No mention there of it including unpronounceable initialisms. I must admit I didn't know it was such a recent word, or that it is American in origin.

JD (The Engine Room) said...

The OED Online definition of 'acronym' that you quote, anonymous, doesn't say anything about pronunciation. 'AM' is, arguably, "a word formed from the initial letters of other words". After all, if 'credit crunch' is a word...

And here's my best defence so far: my Concise OED says 'UFO' is an "acronym from unidentified flying object." Not an initialism or an abbreviation, but an acronym...

Anonymous said...

It does not mention pronunciation, but it does say it has to be a word, how is AM a word? Surely a word must be fairly easily pronounceable, and once that test is met, and someone actually pronounces it, it becomes an acronym. Your Wikipedia definition would seem to support this point, except when one employs the common usage fall-back position.

Further, which edition of the Concise are you looking at? The only one I have to hand without heading to my study is the 8th, 1990, which lists UFO as an abbreviation.
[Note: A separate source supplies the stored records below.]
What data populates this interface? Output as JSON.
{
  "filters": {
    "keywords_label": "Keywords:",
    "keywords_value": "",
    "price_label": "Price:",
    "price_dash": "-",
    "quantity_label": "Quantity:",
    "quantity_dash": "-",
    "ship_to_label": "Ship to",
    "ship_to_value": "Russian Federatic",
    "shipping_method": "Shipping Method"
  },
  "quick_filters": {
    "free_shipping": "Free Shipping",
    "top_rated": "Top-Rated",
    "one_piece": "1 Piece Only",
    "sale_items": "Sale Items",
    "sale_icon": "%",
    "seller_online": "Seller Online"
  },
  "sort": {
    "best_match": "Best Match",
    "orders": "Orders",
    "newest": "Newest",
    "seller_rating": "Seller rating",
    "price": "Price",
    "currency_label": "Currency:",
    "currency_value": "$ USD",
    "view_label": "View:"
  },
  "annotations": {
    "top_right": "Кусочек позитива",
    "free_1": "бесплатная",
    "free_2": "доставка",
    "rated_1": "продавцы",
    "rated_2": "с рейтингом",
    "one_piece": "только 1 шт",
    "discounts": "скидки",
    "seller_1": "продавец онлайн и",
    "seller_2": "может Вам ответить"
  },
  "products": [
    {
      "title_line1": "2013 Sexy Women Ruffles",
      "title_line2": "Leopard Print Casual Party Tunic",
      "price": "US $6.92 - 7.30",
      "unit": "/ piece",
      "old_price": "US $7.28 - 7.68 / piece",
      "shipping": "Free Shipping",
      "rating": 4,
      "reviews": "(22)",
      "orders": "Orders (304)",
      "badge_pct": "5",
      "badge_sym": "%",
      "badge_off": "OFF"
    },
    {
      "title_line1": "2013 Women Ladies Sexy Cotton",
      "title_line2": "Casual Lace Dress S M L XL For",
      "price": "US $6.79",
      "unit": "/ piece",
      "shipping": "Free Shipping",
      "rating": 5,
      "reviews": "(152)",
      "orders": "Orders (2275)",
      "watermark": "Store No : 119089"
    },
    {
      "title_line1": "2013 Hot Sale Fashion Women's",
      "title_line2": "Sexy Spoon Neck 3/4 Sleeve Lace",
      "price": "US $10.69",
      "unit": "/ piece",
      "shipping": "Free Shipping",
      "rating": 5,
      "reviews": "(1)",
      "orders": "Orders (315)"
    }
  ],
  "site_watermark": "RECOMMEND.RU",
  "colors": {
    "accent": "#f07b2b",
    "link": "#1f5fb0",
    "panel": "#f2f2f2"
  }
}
Perhaps your presumably newer edition recognises the fact that many people, especially in the US, do now pronounce UFO as a word, leading to ufology, ufologist, and so on.
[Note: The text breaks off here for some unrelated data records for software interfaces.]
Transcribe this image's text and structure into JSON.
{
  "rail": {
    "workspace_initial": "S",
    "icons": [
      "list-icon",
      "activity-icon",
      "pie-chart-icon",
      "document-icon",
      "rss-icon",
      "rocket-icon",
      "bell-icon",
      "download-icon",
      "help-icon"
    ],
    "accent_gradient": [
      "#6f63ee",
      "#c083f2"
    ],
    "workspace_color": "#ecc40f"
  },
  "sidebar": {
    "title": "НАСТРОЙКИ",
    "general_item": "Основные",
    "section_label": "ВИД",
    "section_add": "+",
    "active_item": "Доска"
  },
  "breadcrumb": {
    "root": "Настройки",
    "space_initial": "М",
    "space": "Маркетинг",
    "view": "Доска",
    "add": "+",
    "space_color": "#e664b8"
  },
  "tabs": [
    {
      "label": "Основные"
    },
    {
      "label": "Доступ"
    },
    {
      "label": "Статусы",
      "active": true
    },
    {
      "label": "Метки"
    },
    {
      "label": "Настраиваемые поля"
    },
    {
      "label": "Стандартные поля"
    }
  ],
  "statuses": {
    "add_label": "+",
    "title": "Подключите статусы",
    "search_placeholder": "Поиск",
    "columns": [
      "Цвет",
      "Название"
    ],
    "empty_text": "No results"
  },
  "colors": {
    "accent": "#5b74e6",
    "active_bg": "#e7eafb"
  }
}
This would go to my point that once someone pronounces it, because it is possible, it becomes an acronym.

Presumably many examples could be found of acronyms that were once mere initialisms.

In fact I have just checked my 1993 Shorter Oxford English Dictionary, which was also to hand, and it includes phonetic transcriptions for both the initialism and acronym versions of UFO and ufo.
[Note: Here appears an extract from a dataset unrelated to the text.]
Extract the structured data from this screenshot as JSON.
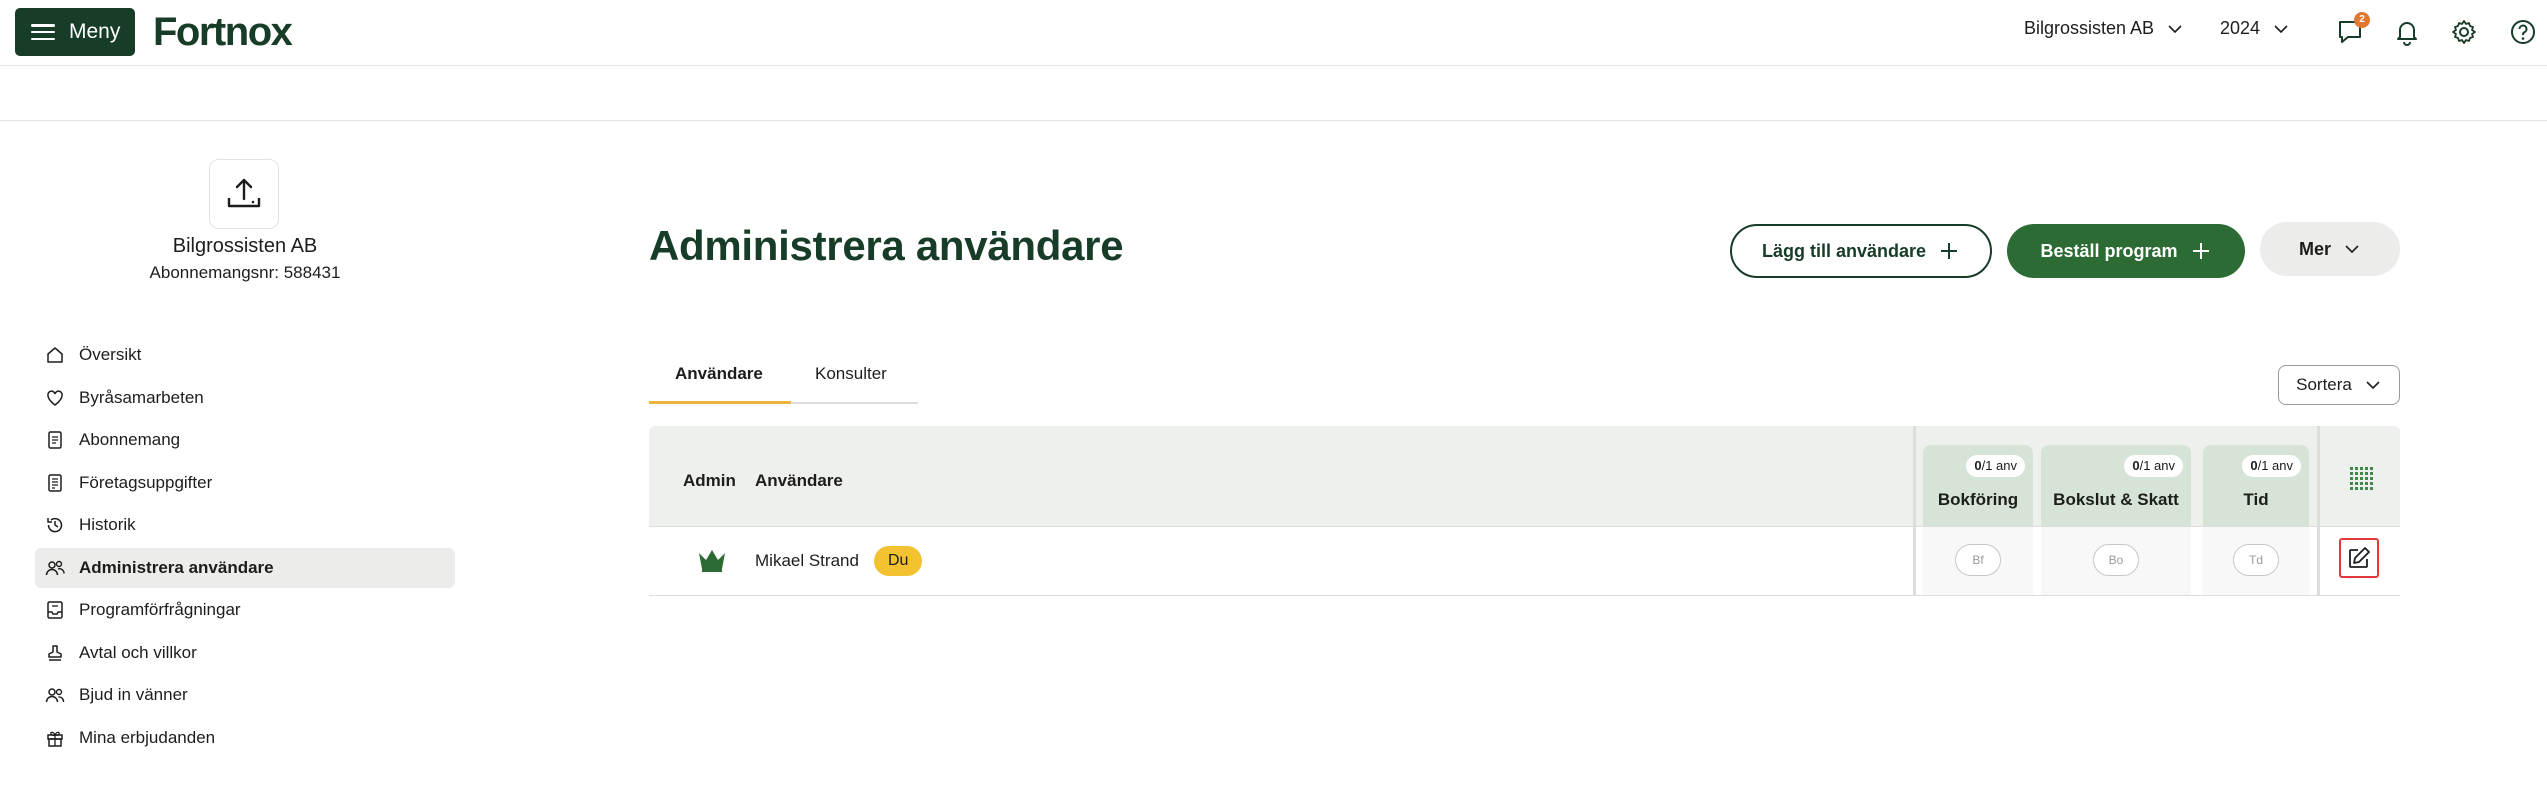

Of course the true test of what I consider to be an acronym is for it to shed its capitals and become a regular word such as radar.

Lastly, perhaps, this is of course a matter of opinion, not fact, and you chose a test different to that which I use, I can grudgingly accept that.

But we'll not agree. Yes I do starts sentences with conjugations. And I do it all the time.

JD (The Engine Room) said...

Yes, my Concise here is the 10th (1999). I didn't realise that some people pronounce 'UFO' "as a word"; now I'm surprised that my Concise doesn't give a pronunciation for 'UFO'.

To go from 'what is an acronym?' to 'what is a word?' seems like too much effort right at the moment!

Good discussion, though.

Roy said...

Blimey, that was a bit heavy.

Anonymous said...

Right then, first of all I'm got to stand up for JD and indeed his fine blog, I reckon he's in the right on this one. (And no, I'm not a sub editor - sorry - 'copy editor'... Live with it.) Secondly, I'm sort of obliged to since we work together, and he's been known to put the odd pint of bitter in front of me, like the jolly good chap he is.

Mister Anonymous, your anonymity proves your lack of conviction to this discussion, as does your own poor use of the Queen's English. I quote:

"But we'll not agree. Yes I do starts sentences with conjugations. And I do it all the time."

You're welcome to starts any and all of your sentances with conjugations, or anything else for that matter... But, to annoy you, I'm going to unnecessarily pluralise the ends of mines. So theres. :-p